* _PROBLEM_
Below are some records; find each line that carries the word "icon" and copy it.

* _DATA EXTRACT_

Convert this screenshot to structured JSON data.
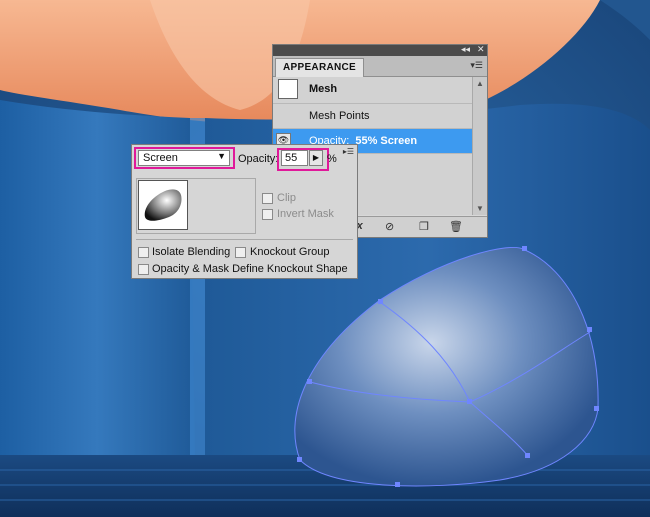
{
  "appearance_panel": {
    "tab_title": "APPEARANCE",
    "rows": [
      {
        "label": "Mesh"
      },
      {
        "label": "Mesh Points"
      },
      {
        "label": "Opacity:",
        "value": "55% Screen"
      }
    ],
    "selected_color": "#3d9af0",
    "bottom_tools": [
      "fx-icon",
      "clear-icon",
      "duplicate-icon",
      "delete-icon"
    ]
  },
  "transparency": {
    "blend_mode": "Screen",
    "opacity_label": "Opacity:",
    "opacity_value": "55",
    "percent": "%",
    "clip_label": "Clip",
    "invert_mask_label": "Invert Mask",
    "isolate_blending_label": "Isolate Blending",
    "knockout_group_label": "Knockout Group",
    "opacity_mask_label": "Opacity & Mask Define Knockout Shape",
    "highlight_color": "#e0199a"
  },
  "artwork": {
    "background_color": "#1f4f86",
    "skin_color": "#f2a478",
    "mesh_stroke": "#6f86ff"
  }
}
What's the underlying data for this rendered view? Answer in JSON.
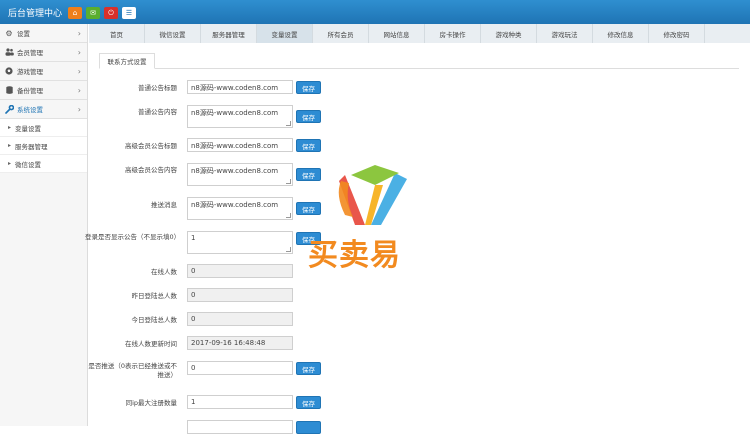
{
  "header": {
    "title": "后台管理中心"
  },
  "sidebar": {
    "items": [
      {
        "label": "设置",
        "icon": "gears-icon",
        "glyph": "⚙"
      },
      {
        "label": "会员管理",
        "icon": "users-icon",
        "glyph": "👥"
      },
      {
        "label": "游戏管理",
        "icon": "football-icon",
        "glyph": "⚽"
      },
      {
        "label": "备份管理",
        "icon": "database-icon",
        "glyph": "▤"
      },
      {
        "label": "系统设置",
        "icon": "wrench-icon",
        "glyph": "✎"
      }
    ],
    "subitems": [
      {
        "label": "变量设置"
      },
      {
        "label": "服务器管理"
      },
      {
        "label": "微信设置"
      }
    ]
  },
  "tabs": [
    {
      "label": "首页"
    },
    {
      "label": "微信设置"
    },
    {
      "label": "服务器管理"
    },
    {
      "label": "变量设置"
    },
    {
      "label": "所有会员"
    },
    {
      "label": "网站信息"
    },
    {
      "label": "房卡操作"
    },
    {
      "label": "游戏种类"
    },
    {
      "label": "游戏玩法"
    },
    {
      "label": "修改信息"
    },
    {
      "label": "修改密码"
    }
  ],
  "content": {
    "subtab": "联系方式设置",
    "save_label": "保存",
    "rows": [
      {
        "label": "普通公告标题",
        "value": "n8源码-www.coden8.com"
      },
      {
        "label": "普通公告内容",
        "value": "n8源码-www.coden8.com"
      },
      {
        "label": "高级会员公告标题",
        "value": "n8源码-www.coden8.com"
      },
      {
        "label": "高级会员公告内容",
        "value": "n8源码-www.coden8.com"
      },
      {
        "label": "推送消息",
        "value": "n8源码-www.coden8.com"
      },
      {
        "label": "登录是否显示公告（不显示填0）",
        "value": "1"
      },
      {
        "label": "在线人数",
        "value": "0"
      },
      {
        "label": "昨日登陆总人数",
        "value": "0"
      },
      {
        "label": "今日登陆总人数",
        "value": "0"
      },
      {
        "label": "在线人数更新时间",
        "value": "2017-09-16 16:48:48"
      },
      {
        "label": "是否推送（0表示已经推送或不推送）",
        "value": "0"
      },
      {
        "label": "同ip最大注册数量",
        "value": "1"
      }
    ]
  },
  "watermark": {
    "text": "买卖易"
  },
  "colors": {
    "header": "#1f74b4",
    "accent": "#2d8cd3",
    "logo_orange": "#f28a1f"
  }
}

* _TASK ANSWER_
      "fx-icon",
      "clear-icon",
      "duplicate-icon",
      "delete-icon"
        "icon": "gears-icon",
        "icon": "users-icon",
        "icon": "football-icon",
        "icon": "database-icon",
        "icon": "wrench-icon",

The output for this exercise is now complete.